The Challenge: Reduce wait times and overcrowding in EDs

Overcrowding in emergency departments is a problem for many hospitals across Canada. But it is a particularly daunting challenge for officials of the former Calgary Health Region (now the Calgary Zone of Alberta Health). Patients at the healthcare authority’s emergency departments waited twice as long as patients in Ontario for initial assessments; and urgent cases were forced to wait four times longer than recommended by national guidelines. Dr. Ward Flemons believed that a solution lay not in addressing one stage of the process alone—input, throughput or output—but in examining and treating the system of emergency services as a whole.

The Improvement Project: Examine findings to create a system-wide approach

To uncover ways to speed patient flow, Dr. Flemons, Vice- President of health outcomes, Calgary Zone of Health, started his EXTRA program journey by undertaking an exhaustive review of existing research.

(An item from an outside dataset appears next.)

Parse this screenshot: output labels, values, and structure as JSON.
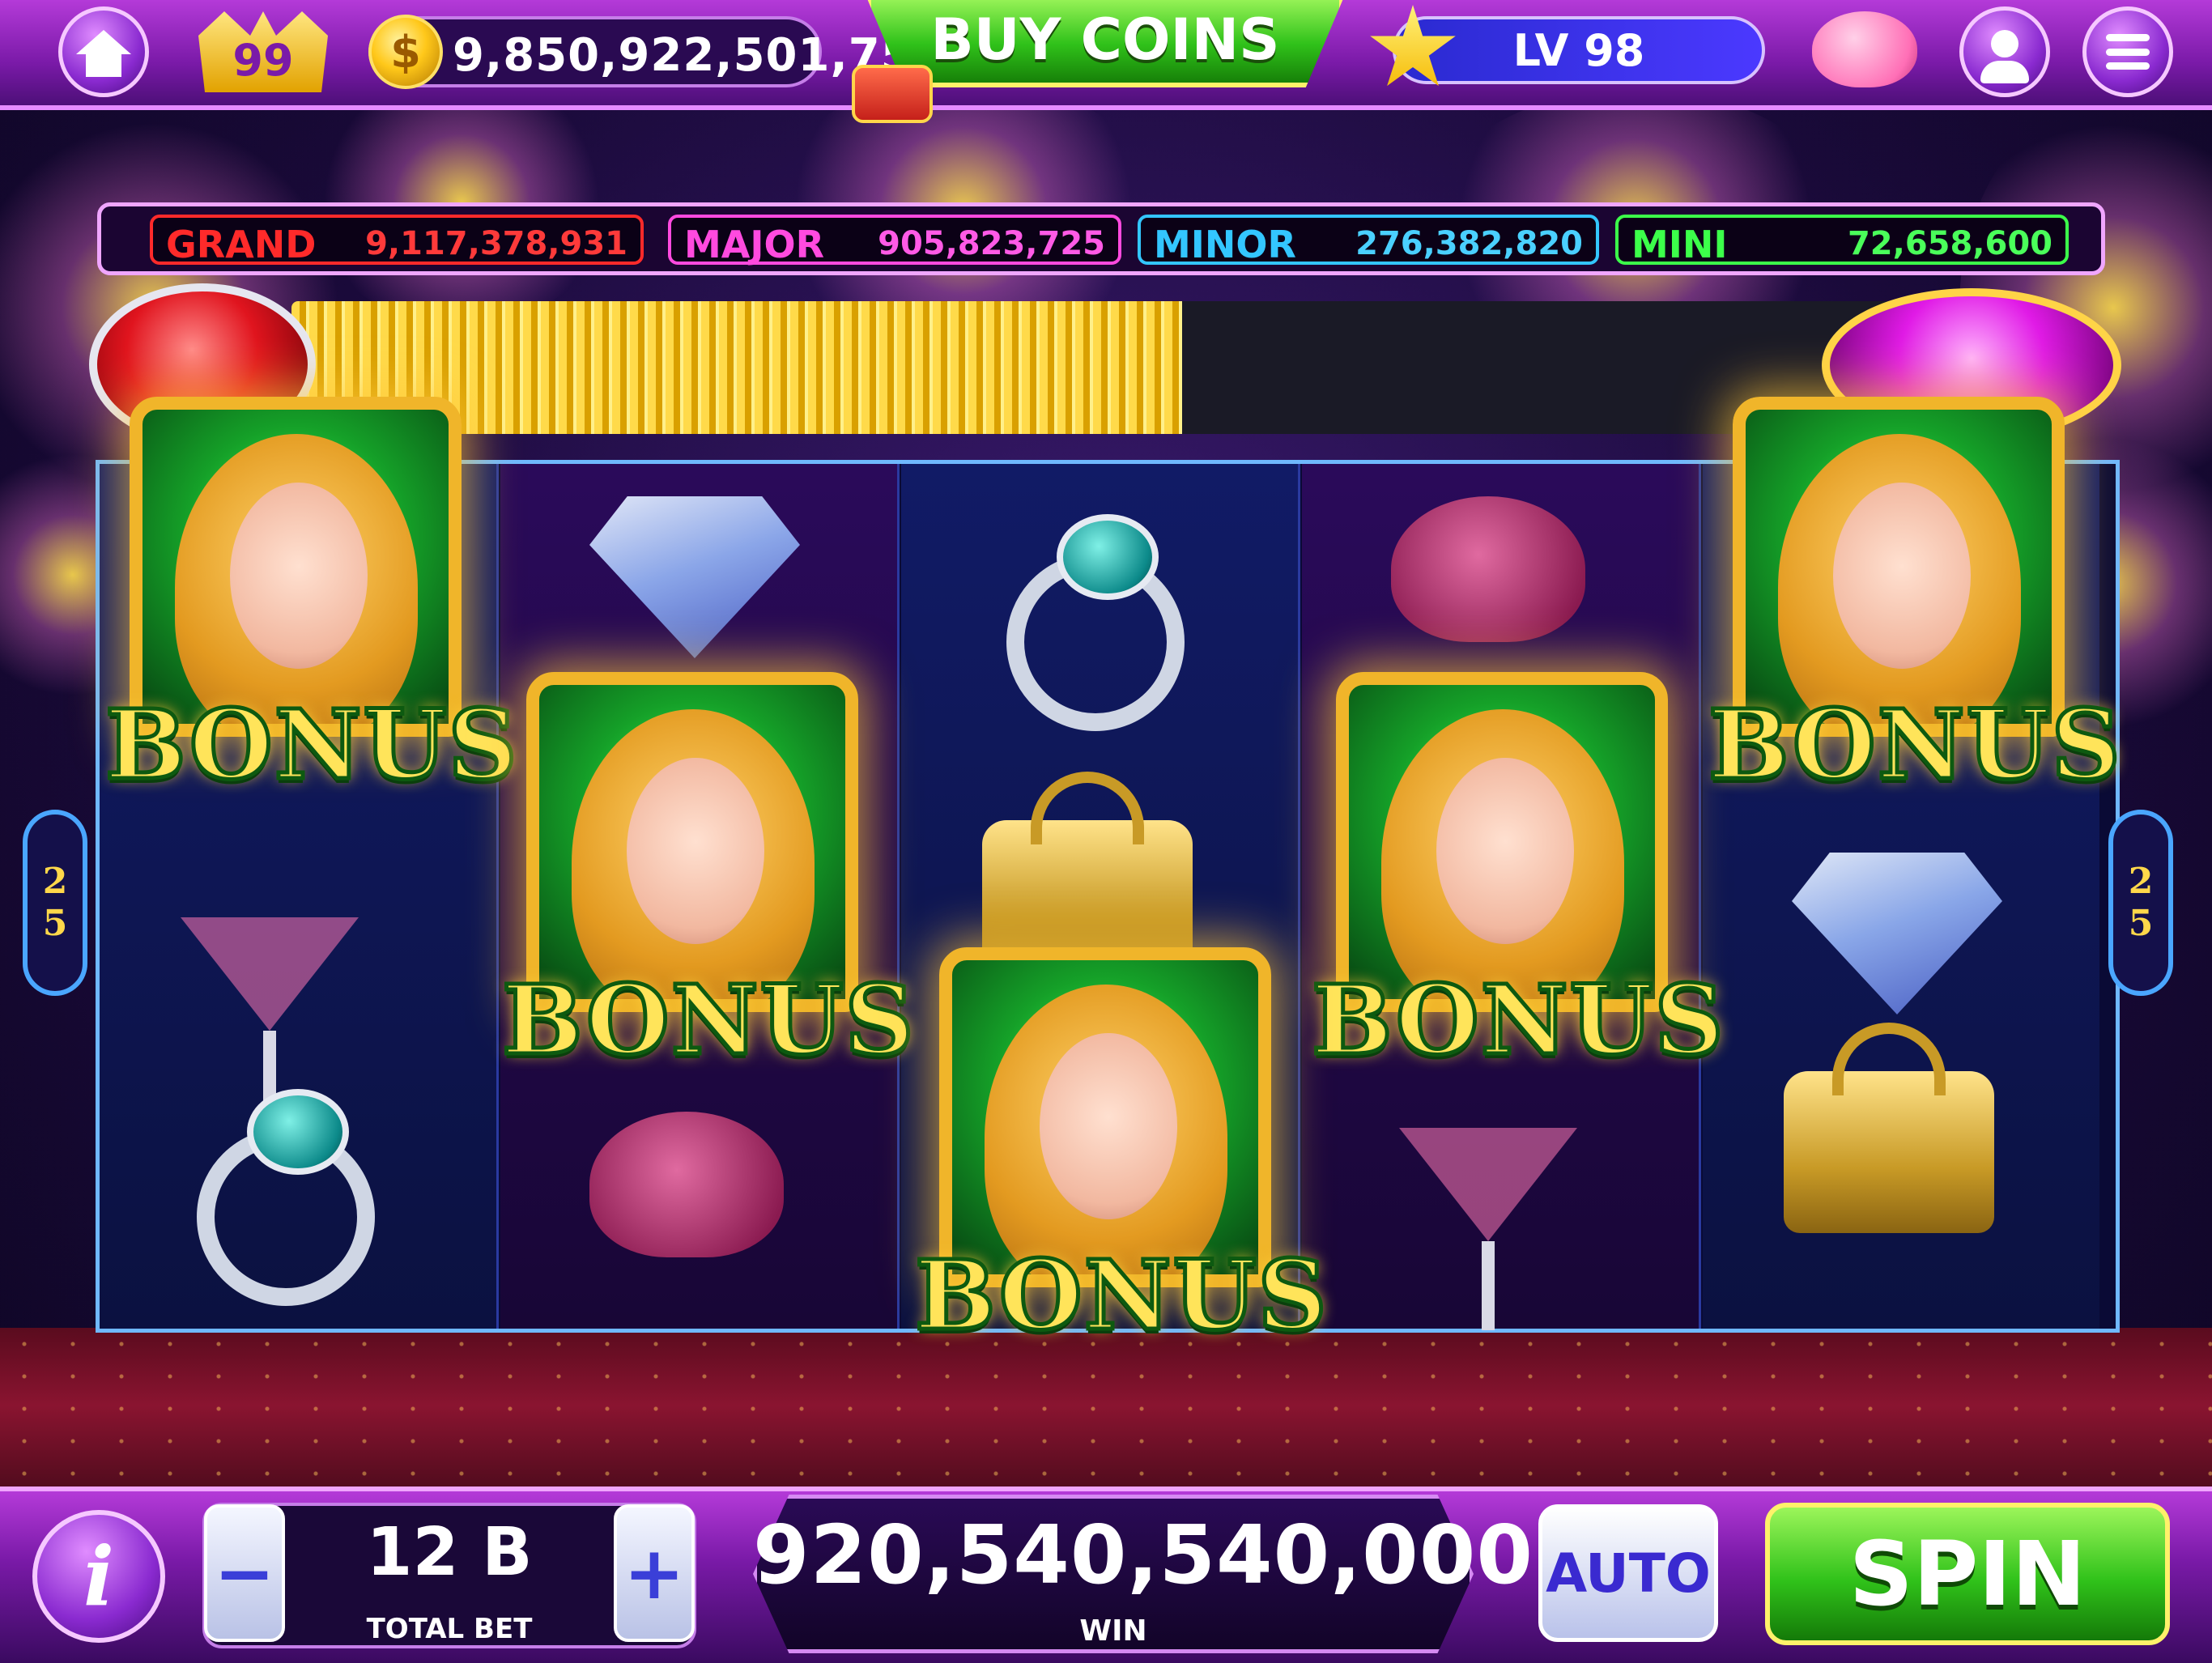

While Dr. Flemons found that most research deals with throughput only (what happens to patients when they are at the hospital), he was able to use current findings to design a number of evidence-based improvement projects that cover the entire system—from input (why people come to emergency departments) to throughput to output (how they are moved out of emergency departments).

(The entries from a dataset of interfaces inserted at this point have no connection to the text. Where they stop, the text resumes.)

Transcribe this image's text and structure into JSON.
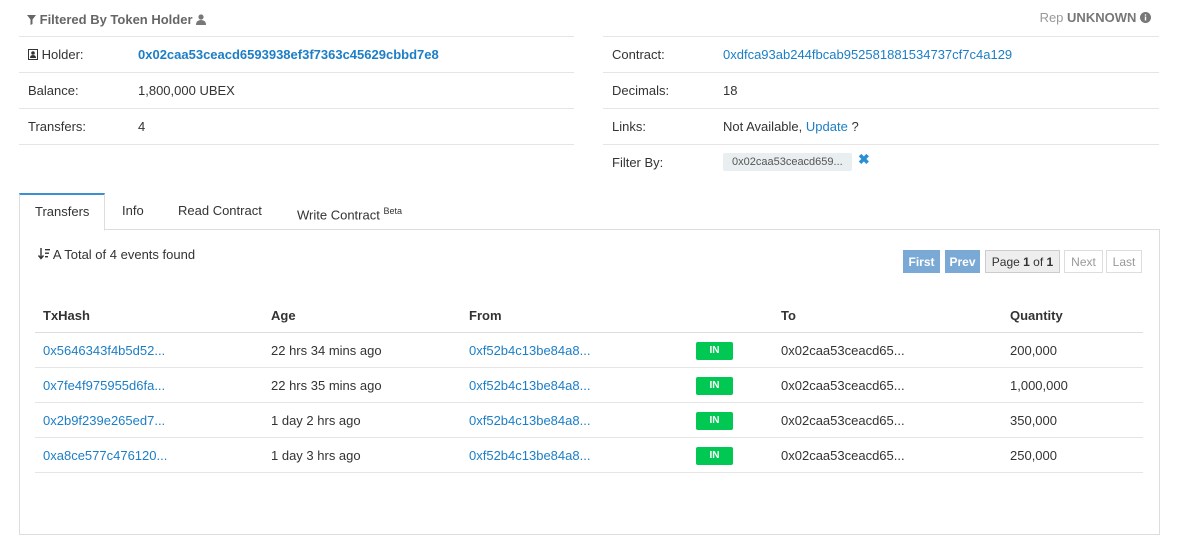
{
  "header": {
    "title": "Filtered By Token Holder",
    "rep_label": "Rep",
    "rep_value": "UNKNOWN"
  },
  "holder": {
    "label": "Holder:",
    "address": "0x02caa53ceacd6593938ef3f7363c45629cbbd7e8",
    "balance_label": "Balance:",
    "balance": "1,800,000 UBEX",
    "transfers_label": "Transfers:",
    "transfers": "4"
  },
  "contract": {
    "label": "Contract:",
    "address": "0xdfca93ab244fbcab952581881534737cf7c4a129",
    "decimals_label": "Decimals:",
    "decimals": "18",
    "links_label": "Links:",
    "links_text": "Not Available,",
    "update_link": "Update",
    "question": "?",
    "filter_label": "Filter By:",
    "filter_value": "0x02caa53ceacd659..."
  },
  "tabs": [
    {
      "label": "Transfers",
      "active": true
    },
    {
      "label": "Info"
    },
    {
      "label": "Read Contract"
    },
    {
      "label": "Write Contract",
      "badge": "Beta"
    }
  ],
  "transfers": {
    "total_text": "A Total of 4 events found",
    "pagination": {
      "first": "First",
      "prev": "Prev",
      "page_prefix": "Page",
      "page_current": "1",
      "page_of": "of",
      "page_total": "1",
      "next": "Next",
      "last": "Last"
    },
    "columns": [
      "TxHash",
      "Age",
      "From",
      "",
      "To",
      "Quantity"
    ],
    "rows": [
      {
        "txhash": "0x5646343f4b5d52...",
        "age": "22 hrs 34 mins ago",
        "from": "0xf52b4c13be84a8...",
        "dir": "IN",
        "to": "0x02caa53ceacd65...",
        "qty": "200,000"
      },
      {
        "txhash": "0x7fe4f975955d6fa...",
        "age": "22 hrs 35 mins ago",
        "from": "0xf52b4c13be84a8...",
        "dir": "IN",
        "to": "0x02caa53ceacd65...",
        "qty": "1,000,000"
      },
      {
        "txhash": "0x2b9f239e265ed7...",
        "age": "1 day 2 hrs ago",
        "from": "0xf52b4c13be84a8...",
        "dir": "IN",
        "to": "0x02caa53ceacd65...",
        "qty": "350,000"
      },
      {
        "txhash": "0xa8ce577c476120...",
        "age": "1 day 3 hrs ago",
        "from": "0xf52b4c13be84a8...",
        "dir": "IN",
        "to": "0x02caa53ceacd65...",
        "qty": "250,000"
      }
    ]
  },
  "colors": {
    "link": "#1c7ec6",
    "in_badge": "#00c853",
    "pager_active": "#7ba9d6",
    "tab_active_border": "#3d8fd1"
  },
  "icons": [
    "filter-icon",
    "user-icon",
    "info-icon",
    "user-square-icon",
    "close-icon",
    "sort-icon"
  ]
}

The Result: GRIDLOCC improvements designed to end Emergency Department gridlock

Together, these improvement projects are known as GRIDLOCC (Getting Rid of Inappropriate Delays that Limit Our Capacity to Care). While different projects are designed to tackle specific problems in each of the three zones, all improvement interventions are based on proven methods, such as LEAN and Six-sigma, and stress taking on immediately the most serious impediments to smooth patient flow.

The Impact: Designated zones accelerate patient flows dramatically

One particularly successful improvement involved redesigning throughput so that it enabled emergency physicians to remain in zones designated for different patient categories instead of having physicians travel between patients. The results were immediate and dramatic: the time physicians spent moving throughout the hospital dropped from 51 percent of their total time at work to just four percent. This improvement increased the amount of time physicians spent with patients from 14 percent of their total time to 59 percent and decreased the median wait time for patients’ initial assessments by emergency physicians by 21 percent.

Ward Flemons image

 

Dr. Ward Flemons
Vice-President of Health Outcomes
Calgary Zone of Health Calgary, Alberta

 


To learn more about this project or the EXTRA program, visit cfhi-fcass.ca/EXTRA or email us at info@cfhi-fcass.ca.